## Goal of the exercise
Reproduce all the lines below exactly and omit the images.

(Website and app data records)
------------------------------------------------------------

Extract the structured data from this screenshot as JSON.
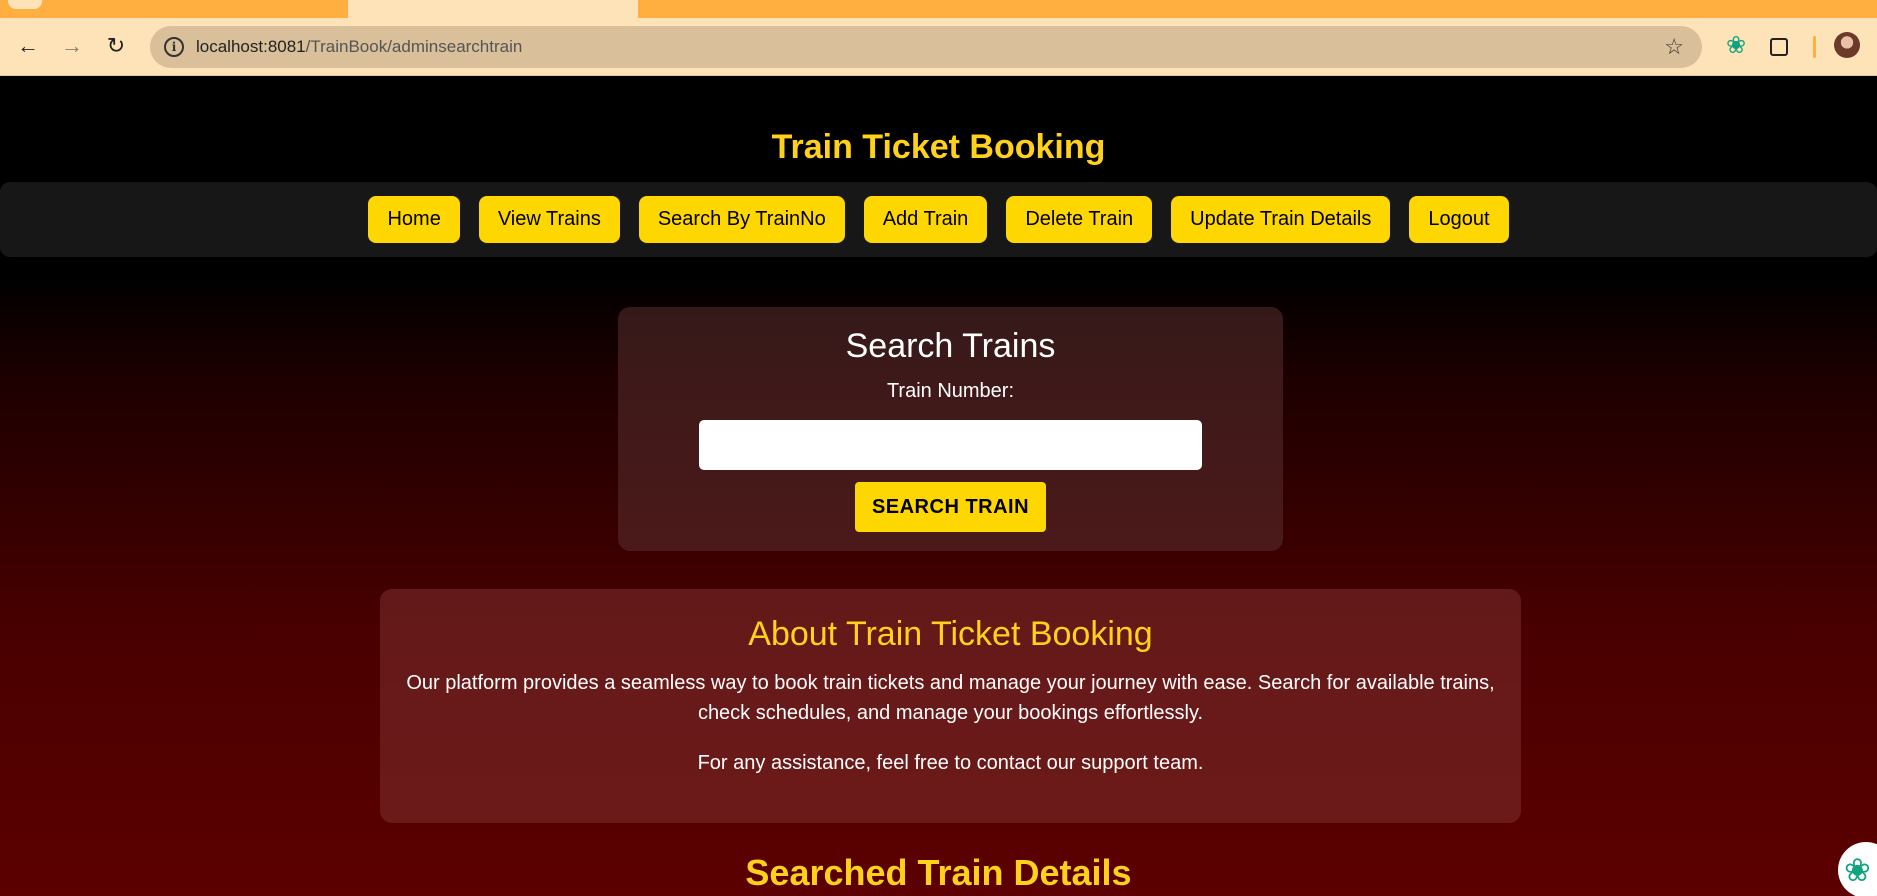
{
  "browser": {
    "url_host": "localhost:8081",
    "url_path": "/TrainBook/adminsearchtrain"
  },
  "header": {
    "title": "Train Ticket Booking"
  },
  "nav": {
    "items": [
      {
        "label": "Home"
      },
      {
        "label": "View Trains"
      },
      {
        "label": "Search By TrainNo"
      },
      {
        "label": "Add Train"
      },
      {
        "label": "Delete Train"
      },
      {
        "label": "Update Train Details"
      },
      {
        "label": "Logout"
      }
    ]
  },
  "search": {
    "title": "Search Trains",
    "label": "Train Number:",
    "value": "",
    "button": "SEARCH TRAIN"
  },
  "about": {
    "title": "About Train Ticket Booking",
    "paragraph1": "Our platform provides a seamless way to book train tickets and manage your journey with ease. Search for available trains, check schedules, and manage your bookings effortlessly.",
    "paragraph2": "For any assistance, feel free to contact our support team."
  },
  "results": {
    "title": "Searched Train Details"
  },
  "colors": {
    "accent": "#ffd700",
    "title": "#ffd11a",
    "chrome": "#ffe3b8"
  }
}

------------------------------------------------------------

## Result of the exercise
Extract the structured data from this screenshot as JSON.
{
  "browser": {
    "url_host": "localhost:8081",
    "url_path": "/TrainBook/adminsearchtrain"
  },
  "header": {
    "title": "Train Ticket Booking"
  },
  "nav": {
    "items": [
      {
        "label": "Home"
      },
      {
        "label": "View Trains"
      },
      {
        "label": "Search By TrainNo"
      },
      {
        "label": "Add Train"
      },
      {
        "label": "Delete Train"
      },
      {
        "label": "Update Train Details"
      },
      {
        "label": "Logout"
      }
    ]
  },
  "search": {
    "title": "Search Trains",
    "label": "Train Number:",
    "value": "",
    "button": "SEARCH TRAIN"
  },
  "about": {
    "title": "About Train Ticket Booking",
    "paragraph1": "Our platform provides a seamless way to book train tickets and manage your journey with ease. Search for available trains, check schedules, and manage your bookings effortlessly.",
    "paragraph2": "For any assistance, feel free to contact our support team."
  },
  "results": {
    "title": "Searched Train Details"
  },
  "colors": {
    "accent": "#ffd700",
    "title": "#ffd11a",
    "chrome": "#ffe3b8"
  }
}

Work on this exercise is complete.